## [Task description]
Give only the number of lines in these records that contain the word "JSON".

## [Provided records]

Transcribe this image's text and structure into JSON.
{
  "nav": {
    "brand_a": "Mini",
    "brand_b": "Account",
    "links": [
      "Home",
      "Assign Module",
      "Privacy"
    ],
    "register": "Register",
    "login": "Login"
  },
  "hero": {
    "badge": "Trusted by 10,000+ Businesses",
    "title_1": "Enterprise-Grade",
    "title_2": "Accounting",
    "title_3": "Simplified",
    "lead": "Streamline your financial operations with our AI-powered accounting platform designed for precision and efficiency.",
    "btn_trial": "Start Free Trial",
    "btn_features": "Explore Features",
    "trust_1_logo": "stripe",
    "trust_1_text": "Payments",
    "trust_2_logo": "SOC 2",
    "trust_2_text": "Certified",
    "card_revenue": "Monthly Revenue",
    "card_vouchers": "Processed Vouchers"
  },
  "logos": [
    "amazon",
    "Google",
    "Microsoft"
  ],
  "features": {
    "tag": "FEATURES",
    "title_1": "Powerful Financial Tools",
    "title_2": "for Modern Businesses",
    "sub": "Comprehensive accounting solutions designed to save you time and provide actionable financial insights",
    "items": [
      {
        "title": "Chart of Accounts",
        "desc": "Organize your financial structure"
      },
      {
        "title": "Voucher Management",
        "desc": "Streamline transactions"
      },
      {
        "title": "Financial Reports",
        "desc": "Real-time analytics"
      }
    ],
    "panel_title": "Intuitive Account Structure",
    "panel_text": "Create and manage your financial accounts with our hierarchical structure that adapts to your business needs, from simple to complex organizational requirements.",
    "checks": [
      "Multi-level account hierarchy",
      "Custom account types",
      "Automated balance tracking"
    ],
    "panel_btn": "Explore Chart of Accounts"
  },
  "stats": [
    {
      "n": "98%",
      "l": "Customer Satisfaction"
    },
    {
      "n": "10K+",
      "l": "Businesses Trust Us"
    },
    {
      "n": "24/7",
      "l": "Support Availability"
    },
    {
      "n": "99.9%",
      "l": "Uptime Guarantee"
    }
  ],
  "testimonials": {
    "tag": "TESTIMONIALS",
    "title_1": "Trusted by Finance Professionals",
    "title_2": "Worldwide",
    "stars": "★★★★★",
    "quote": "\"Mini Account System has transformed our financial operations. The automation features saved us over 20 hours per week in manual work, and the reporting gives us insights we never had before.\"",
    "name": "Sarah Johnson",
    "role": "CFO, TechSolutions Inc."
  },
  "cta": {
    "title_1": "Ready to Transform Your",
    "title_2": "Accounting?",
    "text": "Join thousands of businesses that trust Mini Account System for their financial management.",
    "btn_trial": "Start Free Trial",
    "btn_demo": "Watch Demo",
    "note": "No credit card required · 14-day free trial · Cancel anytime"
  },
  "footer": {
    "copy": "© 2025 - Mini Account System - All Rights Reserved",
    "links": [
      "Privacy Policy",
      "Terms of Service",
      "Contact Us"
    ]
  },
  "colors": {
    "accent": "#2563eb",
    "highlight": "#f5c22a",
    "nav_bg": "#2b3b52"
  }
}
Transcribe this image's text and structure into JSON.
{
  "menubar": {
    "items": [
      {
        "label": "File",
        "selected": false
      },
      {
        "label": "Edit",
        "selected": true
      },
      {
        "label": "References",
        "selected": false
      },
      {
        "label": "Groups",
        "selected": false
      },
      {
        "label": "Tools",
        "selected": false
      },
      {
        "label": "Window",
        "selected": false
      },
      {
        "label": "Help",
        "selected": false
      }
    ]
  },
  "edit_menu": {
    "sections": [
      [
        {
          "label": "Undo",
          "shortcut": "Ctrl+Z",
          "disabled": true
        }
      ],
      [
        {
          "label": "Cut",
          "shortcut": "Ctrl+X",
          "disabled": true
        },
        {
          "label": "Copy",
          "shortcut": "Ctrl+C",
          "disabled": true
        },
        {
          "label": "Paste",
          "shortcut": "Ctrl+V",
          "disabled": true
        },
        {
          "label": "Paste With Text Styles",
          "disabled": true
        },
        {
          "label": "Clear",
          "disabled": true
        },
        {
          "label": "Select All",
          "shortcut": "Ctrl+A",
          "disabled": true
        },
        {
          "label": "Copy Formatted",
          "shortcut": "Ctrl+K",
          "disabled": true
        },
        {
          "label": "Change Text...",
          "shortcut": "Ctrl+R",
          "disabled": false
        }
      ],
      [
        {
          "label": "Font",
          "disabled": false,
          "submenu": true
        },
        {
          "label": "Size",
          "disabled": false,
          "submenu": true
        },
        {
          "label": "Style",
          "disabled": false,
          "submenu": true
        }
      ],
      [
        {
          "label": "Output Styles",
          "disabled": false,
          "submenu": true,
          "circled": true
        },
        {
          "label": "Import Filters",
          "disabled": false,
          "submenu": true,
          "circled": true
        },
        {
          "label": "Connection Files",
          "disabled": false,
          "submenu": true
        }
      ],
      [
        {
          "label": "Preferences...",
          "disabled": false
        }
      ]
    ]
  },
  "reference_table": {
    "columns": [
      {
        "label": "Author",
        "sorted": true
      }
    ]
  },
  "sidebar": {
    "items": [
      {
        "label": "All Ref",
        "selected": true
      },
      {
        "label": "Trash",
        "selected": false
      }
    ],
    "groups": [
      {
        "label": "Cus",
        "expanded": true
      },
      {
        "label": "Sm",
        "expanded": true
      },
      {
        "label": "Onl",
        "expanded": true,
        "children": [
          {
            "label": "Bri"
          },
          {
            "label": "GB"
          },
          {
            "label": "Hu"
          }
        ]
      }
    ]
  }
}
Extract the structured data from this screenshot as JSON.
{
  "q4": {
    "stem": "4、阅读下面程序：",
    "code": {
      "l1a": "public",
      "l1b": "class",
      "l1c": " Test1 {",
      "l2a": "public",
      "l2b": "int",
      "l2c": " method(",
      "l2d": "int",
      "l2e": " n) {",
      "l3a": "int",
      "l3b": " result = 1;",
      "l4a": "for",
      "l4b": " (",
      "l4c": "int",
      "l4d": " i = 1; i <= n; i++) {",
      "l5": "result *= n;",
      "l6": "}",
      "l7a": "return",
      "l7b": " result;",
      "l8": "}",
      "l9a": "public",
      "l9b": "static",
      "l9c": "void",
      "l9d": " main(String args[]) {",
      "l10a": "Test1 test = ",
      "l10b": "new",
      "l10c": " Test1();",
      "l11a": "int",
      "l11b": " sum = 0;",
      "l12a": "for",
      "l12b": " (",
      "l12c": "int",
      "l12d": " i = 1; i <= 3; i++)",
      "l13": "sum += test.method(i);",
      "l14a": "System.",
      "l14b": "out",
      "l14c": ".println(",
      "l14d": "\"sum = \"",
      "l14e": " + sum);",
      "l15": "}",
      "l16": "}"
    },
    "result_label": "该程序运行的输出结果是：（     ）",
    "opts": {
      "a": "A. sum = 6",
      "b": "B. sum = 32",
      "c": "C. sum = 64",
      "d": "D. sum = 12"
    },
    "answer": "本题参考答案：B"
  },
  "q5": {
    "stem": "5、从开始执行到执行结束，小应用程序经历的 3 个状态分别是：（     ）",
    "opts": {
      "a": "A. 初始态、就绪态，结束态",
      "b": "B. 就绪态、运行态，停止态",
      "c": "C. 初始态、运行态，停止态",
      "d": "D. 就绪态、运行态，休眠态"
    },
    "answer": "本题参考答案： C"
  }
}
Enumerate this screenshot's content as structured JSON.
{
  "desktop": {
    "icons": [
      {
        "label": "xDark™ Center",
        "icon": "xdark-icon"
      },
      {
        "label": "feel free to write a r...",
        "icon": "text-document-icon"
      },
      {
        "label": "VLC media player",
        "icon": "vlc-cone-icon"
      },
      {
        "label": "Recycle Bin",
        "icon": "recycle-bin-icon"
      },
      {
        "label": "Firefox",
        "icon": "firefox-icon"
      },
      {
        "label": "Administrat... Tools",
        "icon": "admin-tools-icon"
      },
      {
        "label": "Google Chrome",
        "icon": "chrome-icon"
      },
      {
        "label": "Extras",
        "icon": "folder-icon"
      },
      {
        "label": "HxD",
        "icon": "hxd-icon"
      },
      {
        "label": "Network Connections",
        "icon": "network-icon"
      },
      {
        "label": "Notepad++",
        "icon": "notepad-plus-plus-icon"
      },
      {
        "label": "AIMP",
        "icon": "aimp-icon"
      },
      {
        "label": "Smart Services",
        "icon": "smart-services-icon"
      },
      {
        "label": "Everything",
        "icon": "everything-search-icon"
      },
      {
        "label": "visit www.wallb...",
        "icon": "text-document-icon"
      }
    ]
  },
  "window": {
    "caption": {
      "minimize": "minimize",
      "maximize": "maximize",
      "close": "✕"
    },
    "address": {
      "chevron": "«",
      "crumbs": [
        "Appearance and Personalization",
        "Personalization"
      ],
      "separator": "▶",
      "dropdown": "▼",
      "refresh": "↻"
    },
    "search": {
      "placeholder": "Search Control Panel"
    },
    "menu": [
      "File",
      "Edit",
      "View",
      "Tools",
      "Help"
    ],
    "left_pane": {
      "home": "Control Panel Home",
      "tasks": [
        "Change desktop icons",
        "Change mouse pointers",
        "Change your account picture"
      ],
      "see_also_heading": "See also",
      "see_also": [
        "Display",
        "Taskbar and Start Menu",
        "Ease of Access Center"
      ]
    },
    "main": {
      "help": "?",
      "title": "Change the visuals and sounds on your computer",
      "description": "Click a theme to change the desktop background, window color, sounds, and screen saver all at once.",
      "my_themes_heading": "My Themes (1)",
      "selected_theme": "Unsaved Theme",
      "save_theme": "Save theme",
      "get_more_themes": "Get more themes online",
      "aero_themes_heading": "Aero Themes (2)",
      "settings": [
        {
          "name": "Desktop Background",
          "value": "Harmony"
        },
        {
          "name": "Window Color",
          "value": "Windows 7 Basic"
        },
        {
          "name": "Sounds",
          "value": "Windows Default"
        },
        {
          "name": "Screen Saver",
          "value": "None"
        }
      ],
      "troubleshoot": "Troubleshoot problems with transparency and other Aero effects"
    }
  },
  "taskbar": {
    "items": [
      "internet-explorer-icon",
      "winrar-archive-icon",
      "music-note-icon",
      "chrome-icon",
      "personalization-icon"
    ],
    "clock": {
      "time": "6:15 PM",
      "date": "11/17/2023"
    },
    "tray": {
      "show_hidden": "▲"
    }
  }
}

## [Result for this task]
4